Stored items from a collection
##############################
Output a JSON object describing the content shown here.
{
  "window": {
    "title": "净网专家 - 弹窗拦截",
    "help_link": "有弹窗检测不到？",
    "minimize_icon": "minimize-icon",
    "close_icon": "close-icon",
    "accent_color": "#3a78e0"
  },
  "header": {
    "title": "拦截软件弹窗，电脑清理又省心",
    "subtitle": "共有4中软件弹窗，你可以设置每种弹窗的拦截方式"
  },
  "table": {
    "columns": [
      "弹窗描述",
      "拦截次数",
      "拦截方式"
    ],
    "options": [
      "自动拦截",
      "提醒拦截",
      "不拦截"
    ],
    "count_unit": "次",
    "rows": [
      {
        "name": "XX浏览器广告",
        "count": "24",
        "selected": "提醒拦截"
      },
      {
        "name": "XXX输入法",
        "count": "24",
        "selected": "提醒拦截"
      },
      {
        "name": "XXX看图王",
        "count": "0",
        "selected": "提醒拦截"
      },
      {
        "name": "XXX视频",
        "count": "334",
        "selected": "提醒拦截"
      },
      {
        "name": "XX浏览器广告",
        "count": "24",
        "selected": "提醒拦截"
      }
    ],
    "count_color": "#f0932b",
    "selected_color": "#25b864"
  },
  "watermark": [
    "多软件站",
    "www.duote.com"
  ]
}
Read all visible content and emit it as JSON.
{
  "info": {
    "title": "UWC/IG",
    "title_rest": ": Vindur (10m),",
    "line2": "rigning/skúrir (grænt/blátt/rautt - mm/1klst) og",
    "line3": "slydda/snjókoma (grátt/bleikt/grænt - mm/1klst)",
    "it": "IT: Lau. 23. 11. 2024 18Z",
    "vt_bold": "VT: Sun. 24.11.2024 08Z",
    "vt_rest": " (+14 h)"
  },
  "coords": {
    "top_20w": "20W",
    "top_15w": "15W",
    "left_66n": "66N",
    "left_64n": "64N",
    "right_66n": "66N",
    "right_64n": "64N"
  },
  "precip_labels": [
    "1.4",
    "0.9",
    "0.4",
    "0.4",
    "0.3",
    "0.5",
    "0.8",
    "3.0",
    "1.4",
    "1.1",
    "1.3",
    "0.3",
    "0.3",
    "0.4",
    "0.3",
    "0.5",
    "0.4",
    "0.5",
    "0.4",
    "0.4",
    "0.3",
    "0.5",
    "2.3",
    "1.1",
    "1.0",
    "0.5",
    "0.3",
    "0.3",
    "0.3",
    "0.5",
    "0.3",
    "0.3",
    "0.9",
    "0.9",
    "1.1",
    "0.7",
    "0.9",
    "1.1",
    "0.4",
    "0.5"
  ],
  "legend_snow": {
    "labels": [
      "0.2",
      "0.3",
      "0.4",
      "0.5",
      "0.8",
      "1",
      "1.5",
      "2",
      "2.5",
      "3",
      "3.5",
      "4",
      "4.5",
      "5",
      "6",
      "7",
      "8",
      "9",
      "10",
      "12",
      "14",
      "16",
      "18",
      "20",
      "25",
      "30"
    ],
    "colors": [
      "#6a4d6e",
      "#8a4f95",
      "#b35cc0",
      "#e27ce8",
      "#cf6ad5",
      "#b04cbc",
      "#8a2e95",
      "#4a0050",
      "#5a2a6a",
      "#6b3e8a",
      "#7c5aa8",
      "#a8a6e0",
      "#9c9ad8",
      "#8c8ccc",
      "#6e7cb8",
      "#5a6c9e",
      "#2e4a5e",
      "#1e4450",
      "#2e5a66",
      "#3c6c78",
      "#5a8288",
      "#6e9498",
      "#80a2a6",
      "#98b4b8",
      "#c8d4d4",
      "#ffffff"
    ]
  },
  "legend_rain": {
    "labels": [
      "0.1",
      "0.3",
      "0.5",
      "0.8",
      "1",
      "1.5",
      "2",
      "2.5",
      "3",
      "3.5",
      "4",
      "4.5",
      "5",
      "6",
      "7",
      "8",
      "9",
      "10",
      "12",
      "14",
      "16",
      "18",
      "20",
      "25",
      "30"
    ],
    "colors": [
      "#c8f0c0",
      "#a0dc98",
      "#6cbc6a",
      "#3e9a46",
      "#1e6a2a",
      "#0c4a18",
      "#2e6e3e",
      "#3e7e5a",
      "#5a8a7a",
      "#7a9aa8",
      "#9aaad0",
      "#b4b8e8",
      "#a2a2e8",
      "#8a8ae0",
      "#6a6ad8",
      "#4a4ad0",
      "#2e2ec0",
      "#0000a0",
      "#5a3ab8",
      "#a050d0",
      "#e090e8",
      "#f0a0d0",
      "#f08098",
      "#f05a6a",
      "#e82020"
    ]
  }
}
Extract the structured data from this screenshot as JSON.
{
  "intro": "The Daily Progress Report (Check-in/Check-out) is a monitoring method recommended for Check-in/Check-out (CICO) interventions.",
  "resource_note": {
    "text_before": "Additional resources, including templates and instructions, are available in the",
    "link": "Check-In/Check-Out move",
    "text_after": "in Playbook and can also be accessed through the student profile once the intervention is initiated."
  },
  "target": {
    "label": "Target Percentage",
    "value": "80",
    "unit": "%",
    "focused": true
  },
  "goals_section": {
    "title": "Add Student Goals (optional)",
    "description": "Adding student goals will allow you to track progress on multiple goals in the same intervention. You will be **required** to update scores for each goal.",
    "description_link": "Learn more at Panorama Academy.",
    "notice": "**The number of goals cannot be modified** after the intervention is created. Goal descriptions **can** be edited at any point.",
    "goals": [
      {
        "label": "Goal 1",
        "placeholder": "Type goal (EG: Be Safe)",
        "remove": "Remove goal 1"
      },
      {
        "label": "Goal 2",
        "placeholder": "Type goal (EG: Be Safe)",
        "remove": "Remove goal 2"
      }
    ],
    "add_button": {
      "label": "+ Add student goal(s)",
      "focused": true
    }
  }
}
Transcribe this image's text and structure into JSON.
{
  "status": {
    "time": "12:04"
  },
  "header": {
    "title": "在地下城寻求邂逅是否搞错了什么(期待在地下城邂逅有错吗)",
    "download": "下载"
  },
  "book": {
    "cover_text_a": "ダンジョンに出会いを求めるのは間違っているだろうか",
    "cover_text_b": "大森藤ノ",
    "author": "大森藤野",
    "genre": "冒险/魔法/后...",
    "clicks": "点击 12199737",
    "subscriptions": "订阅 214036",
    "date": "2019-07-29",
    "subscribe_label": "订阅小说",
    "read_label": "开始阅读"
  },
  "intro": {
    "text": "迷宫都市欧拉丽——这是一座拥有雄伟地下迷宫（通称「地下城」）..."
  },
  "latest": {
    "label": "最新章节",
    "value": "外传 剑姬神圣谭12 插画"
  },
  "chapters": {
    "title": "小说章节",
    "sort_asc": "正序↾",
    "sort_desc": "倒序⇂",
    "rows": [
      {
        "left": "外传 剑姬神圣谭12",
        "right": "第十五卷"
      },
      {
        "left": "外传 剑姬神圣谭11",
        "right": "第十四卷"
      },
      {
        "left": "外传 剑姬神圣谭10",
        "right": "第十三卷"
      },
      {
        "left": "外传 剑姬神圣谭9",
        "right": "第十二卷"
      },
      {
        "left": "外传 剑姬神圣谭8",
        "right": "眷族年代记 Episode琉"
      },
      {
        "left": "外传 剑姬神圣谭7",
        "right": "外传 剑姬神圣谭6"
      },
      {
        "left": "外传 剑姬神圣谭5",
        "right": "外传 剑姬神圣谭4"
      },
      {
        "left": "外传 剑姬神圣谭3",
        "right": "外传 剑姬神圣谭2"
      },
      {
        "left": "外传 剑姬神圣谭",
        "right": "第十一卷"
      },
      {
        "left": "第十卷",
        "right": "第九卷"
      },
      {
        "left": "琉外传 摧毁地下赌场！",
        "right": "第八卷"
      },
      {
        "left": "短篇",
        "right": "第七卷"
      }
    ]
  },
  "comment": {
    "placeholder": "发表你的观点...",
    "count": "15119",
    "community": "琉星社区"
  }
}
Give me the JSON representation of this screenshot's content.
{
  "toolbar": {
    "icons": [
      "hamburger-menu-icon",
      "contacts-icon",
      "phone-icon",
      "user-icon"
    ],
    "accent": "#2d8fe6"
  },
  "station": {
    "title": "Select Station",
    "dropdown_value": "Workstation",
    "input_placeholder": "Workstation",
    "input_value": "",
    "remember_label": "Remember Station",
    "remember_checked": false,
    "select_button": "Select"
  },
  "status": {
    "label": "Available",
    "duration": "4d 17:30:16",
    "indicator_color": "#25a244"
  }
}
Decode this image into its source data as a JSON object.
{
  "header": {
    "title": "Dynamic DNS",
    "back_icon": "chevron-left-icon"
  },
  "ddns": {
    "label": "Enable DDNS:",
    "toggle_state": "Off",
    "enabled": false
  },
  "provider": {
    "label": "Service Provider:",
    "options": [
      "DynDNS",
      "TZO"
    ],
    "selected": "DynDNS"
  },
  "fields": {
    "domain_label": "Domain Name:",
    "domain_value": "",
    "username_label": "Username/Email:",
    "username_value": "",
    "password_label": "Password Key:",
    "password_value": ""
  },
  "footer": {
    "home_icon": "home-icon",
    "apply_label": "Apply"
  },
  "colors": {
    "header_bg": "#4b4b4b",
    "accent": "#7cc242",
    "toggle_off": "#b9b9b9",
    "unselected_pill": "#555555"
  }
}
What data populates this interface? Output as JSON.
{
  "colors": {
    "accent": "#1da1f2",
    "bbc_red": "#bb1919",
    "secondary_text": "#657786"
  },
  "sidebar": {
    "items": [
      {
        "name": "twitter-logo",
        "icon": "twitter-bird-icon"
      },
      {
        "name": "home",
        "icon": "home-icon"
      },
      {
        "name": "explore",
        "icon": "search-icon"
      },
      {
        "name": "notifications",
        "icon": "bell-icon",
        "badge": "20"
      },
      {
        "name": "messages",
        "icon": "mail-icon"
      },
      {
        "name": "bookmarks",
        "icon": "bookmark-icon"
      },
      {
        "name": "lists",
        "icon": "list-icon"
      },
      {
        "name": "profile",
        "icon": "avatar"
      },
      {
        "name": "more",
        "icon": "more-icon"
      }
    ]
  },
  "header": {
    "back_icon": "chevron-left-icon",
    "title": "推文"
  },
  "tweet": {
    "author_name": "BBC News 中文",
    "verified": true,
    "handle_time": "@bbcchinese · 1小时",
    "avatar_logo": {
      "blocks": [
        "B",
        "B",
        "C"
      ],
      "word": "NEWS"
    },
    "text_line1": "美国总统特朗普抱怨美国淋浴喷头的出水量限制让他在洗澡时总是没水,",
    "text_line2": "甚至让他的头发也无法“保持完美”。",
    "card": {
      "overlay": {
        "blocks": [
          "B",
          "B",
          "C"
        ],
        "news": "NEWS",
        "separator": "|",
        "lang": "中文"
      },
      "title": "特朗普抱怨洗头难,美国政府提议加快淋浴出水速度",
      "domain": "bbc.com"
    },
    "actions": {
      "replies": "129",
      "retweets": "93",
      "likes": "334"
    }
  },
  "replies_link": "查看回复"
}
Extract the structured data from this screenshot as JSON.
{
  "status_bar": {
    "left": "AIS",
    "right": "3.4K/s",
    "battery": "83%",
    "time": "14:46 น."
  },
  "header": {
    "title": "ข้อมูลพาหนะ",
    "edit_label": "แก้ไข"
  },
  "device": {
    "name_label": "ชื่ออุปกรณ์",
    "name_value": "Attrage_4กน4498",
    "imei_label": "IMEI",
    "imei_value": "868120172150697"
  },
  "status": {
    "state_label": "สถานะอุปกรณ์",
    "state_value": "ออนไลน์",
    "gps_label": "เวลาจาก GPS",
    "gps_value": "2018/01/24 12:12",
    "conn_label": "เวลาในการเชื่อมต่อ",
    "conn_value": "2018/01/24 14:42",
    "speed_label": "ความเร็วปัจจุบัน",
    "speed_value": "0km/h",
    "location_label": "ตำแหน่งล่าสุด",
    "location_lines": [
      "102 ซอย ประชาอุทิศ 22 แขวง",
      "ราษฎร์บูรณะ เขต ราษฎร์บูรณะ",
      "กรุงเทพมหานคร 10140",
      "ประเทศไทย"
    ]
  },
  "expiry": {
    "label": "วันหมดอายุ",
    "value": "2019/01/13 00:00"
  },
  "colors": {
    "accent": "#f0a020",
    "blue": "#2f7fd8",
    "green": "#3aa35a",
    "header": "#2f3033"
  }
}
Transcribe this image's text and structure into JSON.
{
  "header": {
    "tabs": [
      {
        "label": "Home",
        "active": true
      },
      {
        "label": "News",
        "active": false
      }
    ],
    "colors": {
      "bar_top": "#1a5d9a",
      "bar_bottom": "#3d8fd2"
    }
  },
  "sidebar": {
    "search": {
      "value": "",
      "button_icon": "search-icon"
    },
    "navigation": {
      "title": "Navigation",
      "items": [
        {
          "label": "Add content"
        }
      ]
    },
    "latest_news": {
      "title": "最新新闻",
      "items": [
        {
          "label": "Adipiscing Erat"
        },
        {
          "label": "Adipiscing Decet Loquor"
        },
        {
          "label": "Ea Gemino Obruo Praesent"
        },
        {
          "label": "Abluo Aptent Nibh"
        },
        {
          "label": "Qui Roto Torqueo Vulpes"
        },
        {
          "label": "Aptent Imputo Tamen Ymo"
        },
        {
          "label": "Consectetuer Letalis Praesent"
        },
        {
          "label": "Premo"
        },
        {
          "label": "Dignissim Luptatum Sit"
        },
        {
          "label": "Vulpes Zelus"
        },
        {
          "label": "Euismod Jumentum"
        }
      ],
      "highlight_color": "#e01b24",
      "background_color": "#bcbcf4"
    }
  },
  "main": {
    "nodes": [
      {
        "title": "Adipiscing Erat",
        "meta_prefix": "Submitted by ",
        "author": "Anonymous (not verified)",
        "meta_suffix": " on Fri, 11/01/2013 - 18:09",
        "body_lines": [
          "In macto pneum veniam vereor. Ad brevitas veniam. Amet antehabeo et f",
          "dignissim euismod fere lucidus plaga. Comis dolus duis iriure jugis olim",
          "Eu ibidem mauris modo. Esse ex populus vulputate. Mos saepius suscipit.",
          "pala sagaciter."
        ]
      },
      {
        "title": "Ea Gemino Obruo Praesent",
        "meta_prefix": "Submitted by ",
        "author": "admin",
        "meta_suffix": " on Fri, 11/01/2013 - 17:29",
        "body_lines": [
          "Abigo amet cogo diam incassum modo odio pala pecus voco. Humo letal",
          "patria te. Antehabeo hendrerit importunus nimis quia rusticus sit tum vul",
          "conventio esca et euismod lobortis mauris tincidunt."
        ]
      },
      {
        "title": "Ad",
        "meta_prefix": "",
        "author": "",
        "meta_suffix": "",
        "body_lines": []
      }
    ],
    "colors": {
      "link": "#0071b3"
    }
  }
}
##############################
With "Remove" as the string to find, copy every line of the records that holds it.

        "remove": "Remove goal 1"
        "remove": "Remove goal 2"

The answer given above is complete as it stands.